I've been reading "The Great Workplace: How to Build It, How to Keep It and Why It Matters," by Michael Burchell and Jennifer Robin of the Great Places To Work Institute. Some of our clients are great places to work and some are working to become a great place to work.
If your organization is neither of these, I would suggest you're falling behind. The authors of the book write the following: "We know that the employee experience is central to understanding how to create a great workplace. It is the employee that determines whether his or her work environment is great."
Employees are sending a clear message to employers, particularly their leaders, that the place they drive to every day is not that great. Consider the following, reported by Human Resources Employee Engagement Statistics (2011):
- 46 percent of new hires leave their jobs within the first year.
- 63 percent of employees who do not feel treated with respect plan to leave their job within two years.
- 24 percent of employees say they don't see their managers enough.
Further, consider 2011 statistics revealed by the Gallup organization:
- 72 percent of U.S. workers are not engaged in their work.
- Only 11 percent of the aforementioned disengaged workers feel happy at work.
Burchell and Robin have much to say about what makes a great workplace. Simply put, this is not about what you do, it's about how you do it. The broad elements shared in the book that contribute to a great workplace include:
- Credibility: I believe in my leaders.
- Respect: I am a valued member of this organization.
- Fairness: Everyone plays by the same rules.
- Pride: I contribute to something really meaningful.
- Camaraderie: The people here are great.
In support of all of these things, one of the things we encourage leaders to do is create a great start for their employees. Prepare to have an expectations conversation with each employee. To prepare for this, create what we call an Expectations One Pager. Write down what you expect of your team. You might have four categories:
- General: I expect that everyone on my team will be a high performer, will demonstrate the values of the organization, will put safety first…
- Performance: Complete work on time and accurately, provide others with what they need…
- Behavior: Treat others respectfully at all times, even when opinions differ…
- Punctuality: Be where you say you'll be when you say you'll be there…
Your conversation might look something like this:
- Step One: Share your appreciation and enthusiasm that they are on your team. "I'm so glad to have you as part of the team."
- Step Two: Share your expectations. "I want to make sure you are very clear about what I expect of everyone on this team. These are the things I am paying attention to. When you're on track, I'm going to tell you, and when you're off track, I'm going to tell you. This is my commitment to you." As you go through your written expectations, make very clear that your intention is to help them and everyone on the team be the best they can be. This is about ensuring that everyone gets to be part of something great.
- Step Three: Ask them for their reaction, their questions. "In general, what is your reaction? What questions do you have? Can you do these things?"
- Step Four: Turn the tables. "Since this is a two-way street, can you share with me what you expect as a member of this team and of me as your leader?"

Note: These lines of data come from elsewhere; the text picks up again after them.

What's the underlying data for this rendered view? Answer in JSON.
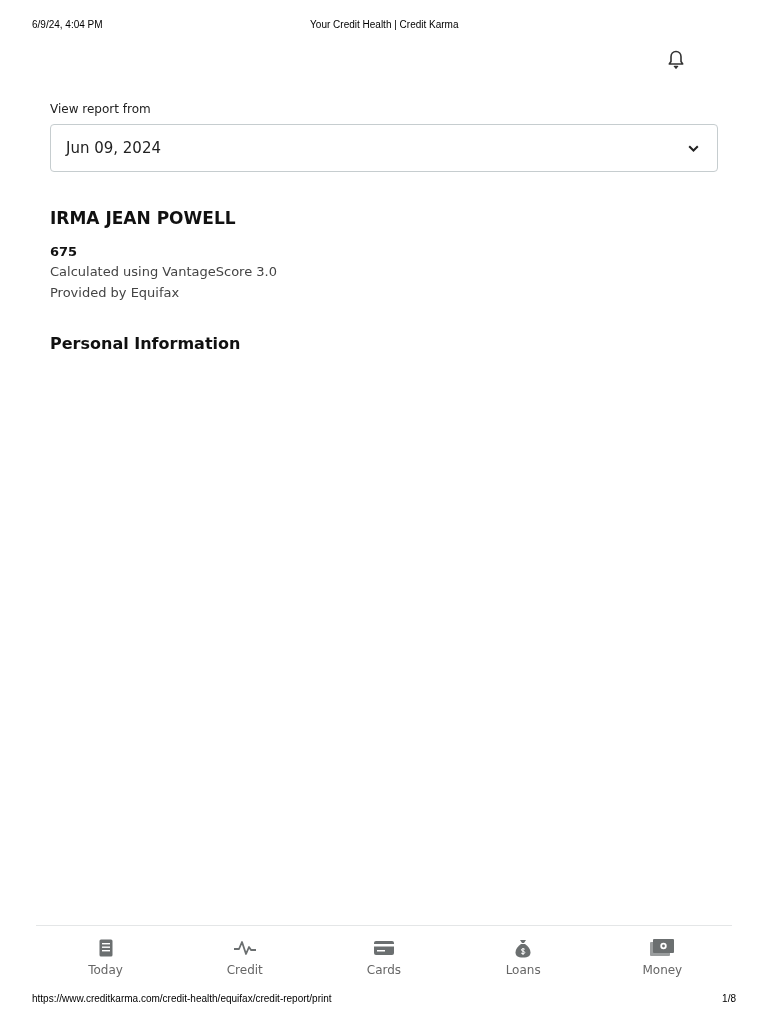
{
  "print_header": {
    "date": "6/9/24, 4:04 PM",
    "title": "Your Credit Health | Credit Karma"
  },
  "report_selector": {
    "label": "View report from",
    "value": "Jun 09, 2024"
  },
  "report": {
    "name": "IRMA JEAN POWELL",
    "score": "675",
    "model": "Calculated using VantageScore 3.0",
    "provider": "Provided by Equifax"
  },
  "section_heading": "Personal Information",
  "bottom_nav": [
    {
      "label": "Today",
      "kind": "today"
    },
    {
      "label": "Credit",
      "kind": "credit"
    },
    {
      "label": "Cards",
      "kind": "cards"
    },
    {
      "label": "Loans",
      "kind": "loans"
    },
    {
      "label": "Money",
      "kind": "money"
    }
  ],
  "print_footer": {
    "url": "https://www.creditkarma.com/credit-health/equifax/credit-report/print",
    "page": "1/8"
  }
}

- Step Five: Respond by sharing what you know you can commit to and what you may not be able to commit to. For example, "I will make a commitment to providing feedback, and I may forewarn you that I may not provide feedback as frequently as you would like. So, let's keep the lines of communication open about this. We may find that the frequency of feedback becomes a compromise."
Upon conclusion of this conversation, do you think your employee will have a sense that you have credibility as a leader? Will they feel respected by you? Will they likely feel that you are a fair leader? Will they feel a sense of pride that they will get to be part of something great? Will they have a sense of camaraderie coming out of the gates?

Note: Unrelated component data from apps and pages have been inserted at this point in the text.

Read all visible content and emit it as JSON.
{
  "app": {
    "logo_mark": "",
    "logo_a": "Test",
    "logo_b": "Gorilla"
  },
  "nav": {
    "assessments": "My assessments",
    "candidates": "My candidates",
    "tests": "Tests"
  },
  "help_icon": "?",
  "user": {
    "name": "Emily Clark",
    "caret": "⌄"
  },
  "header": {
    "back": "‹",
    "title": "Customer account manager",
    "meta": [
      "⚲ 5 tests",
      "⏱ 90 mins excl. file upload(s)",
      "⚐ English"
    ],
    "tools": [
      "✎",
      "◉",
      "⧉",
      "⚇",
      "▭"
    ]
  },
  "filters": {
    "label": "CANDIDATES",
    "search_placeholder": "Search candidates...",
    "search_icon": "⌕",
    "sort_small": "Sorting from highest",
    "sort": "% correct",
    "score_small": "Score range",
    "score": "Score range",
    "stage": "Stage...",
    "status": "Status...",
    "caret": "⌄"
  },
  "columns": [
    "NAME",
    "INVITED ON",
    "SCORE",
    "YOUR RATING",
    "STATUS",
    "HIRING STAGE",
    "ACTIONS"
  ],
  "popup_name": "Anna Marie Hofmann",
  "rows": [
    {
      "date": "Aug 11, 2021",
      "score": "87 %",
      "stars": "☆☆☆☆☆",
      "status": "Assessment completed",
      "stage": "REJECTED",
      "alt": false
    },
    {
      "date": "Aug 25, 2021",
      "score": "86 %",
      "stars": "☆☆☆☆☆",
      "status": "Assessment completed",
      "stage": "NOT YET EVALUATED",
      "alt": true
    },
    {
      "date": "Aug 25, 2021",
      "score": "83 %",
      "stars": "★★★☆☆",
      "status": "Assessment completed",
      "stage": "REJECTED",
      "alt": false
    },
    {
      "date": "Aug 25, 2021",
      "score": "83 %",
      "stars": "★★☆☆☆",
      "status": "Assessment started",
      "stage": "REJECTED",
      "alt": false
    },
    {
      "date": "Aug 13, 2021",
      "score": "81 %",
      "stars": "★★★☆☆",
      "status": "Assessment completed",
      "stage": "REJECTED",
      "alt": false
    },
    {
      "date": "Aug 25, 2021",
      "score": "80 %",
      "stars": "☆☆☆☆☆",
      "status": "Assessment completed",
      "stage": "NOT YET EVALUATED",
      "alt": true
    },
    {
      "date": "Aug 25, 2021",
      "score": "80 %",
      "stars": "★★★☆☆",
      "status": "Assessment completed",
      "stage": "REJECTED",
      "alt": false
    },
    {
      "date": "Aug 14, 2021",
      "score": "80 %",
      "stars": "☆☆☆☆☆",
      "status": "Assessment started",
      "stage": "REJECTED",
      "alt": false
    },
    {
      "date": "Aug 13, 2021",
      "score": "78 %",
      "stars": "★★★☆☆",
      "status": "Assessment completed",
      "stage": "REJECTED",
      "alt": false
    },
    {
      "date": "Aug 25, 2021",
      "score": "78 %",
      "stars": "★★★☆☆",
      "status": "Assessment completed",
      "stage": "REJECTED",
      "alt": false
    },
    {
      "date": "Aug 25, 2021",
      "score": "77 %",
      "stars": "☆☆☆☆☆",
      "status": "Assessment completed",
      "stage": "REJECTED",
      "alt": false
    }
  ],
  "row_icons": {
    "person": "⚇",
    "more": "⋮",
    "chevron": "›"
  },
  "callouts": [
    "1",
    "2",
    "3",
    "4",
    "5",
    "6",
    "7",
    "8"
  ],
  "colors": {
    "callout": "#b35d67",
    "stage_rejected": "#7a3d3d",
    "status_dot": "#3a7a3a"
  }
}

One of your responsibilities as a leader includes doing your part to ensure employees leave at the end of the day thinking… "What a great place to work."